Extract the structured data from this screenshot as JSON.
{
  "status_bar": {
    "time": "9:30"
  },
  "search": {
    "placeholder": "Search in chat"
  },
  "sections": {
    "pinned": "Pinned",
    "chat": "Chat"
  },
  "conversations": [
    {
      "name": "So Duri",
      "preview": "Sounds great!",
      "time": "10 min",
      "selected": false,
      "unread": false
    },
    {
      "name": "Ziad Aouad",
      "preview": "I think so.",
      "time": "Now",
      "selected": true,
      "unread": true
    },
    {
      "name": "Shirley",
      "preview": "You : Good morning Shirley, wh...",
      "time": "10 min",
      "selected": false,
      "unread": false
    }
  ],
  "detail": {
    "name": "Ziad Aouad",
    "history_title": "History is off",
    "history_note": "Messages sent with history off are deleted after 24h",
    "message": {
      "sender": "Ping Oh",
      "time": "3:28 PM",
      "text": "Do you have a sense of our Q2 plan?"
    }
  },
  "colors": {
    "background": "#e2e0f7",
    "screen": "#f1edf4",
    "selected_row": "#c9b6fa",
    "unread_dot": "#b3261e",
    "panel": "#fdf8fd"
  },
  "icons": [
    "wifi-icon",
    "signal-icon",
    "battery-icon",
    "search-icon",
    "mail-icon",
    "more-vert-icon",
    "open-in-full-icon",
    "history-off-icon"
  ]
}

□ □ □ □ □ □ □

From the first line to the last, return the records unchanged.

_Result of the exercise_
Extract the structured data from this screenshot as JSON.
{
  "status_bar": {
    "time": "9:30"
  },
  "search": {
    "placeholder": "Search in chat"
  },
  "sections": {
    "pinned": "Pinned",
    "chat": "Chat"
  },
  "conversations": [
    {
      "name": "So Duri",
      "preview": "Sounds great!",
      "time": "10 min",
      "selected": false,
      "unread": false
    },
    {
      "name": "Ziad Aouad",
      "preview": "I think so.",
      "time": "Now",
      "selected": true,
      "unread": true
    },
    {
      "name": "Shirley",
      "preview": "You : Good morning Shirley, wh...",
      "time": "10 min",
      "selected": false,
      "unread": false
    }
  ],
  "detail": {
    "name": "Ziad Aouad",
    "history_title": "History is off",
    "history_note": "Messages sent with history off are deleted after 24h",
    "message": {
      "sender": "Ping Oh",
      "time": "3:28 PM",
      "text": "Do you have a sense of our Q2 plan?"
    }
  },
  "colors": {
    "background": "#e2e0f7",
    "screen": "#f1edf4",
    "selected_row": "#c9b6fa",
    "unread_dot": "#b3261e",
    "panel": "#fdf8fd"
  },
  "icons": [
    "wifi-icon",
    "signal-icon",
    "battery-icon",
    "search-icon",
    "mail-icon",
    "more-vert-icon",
    "open-in-full-icon",
    "history-off-icon"
  ]
}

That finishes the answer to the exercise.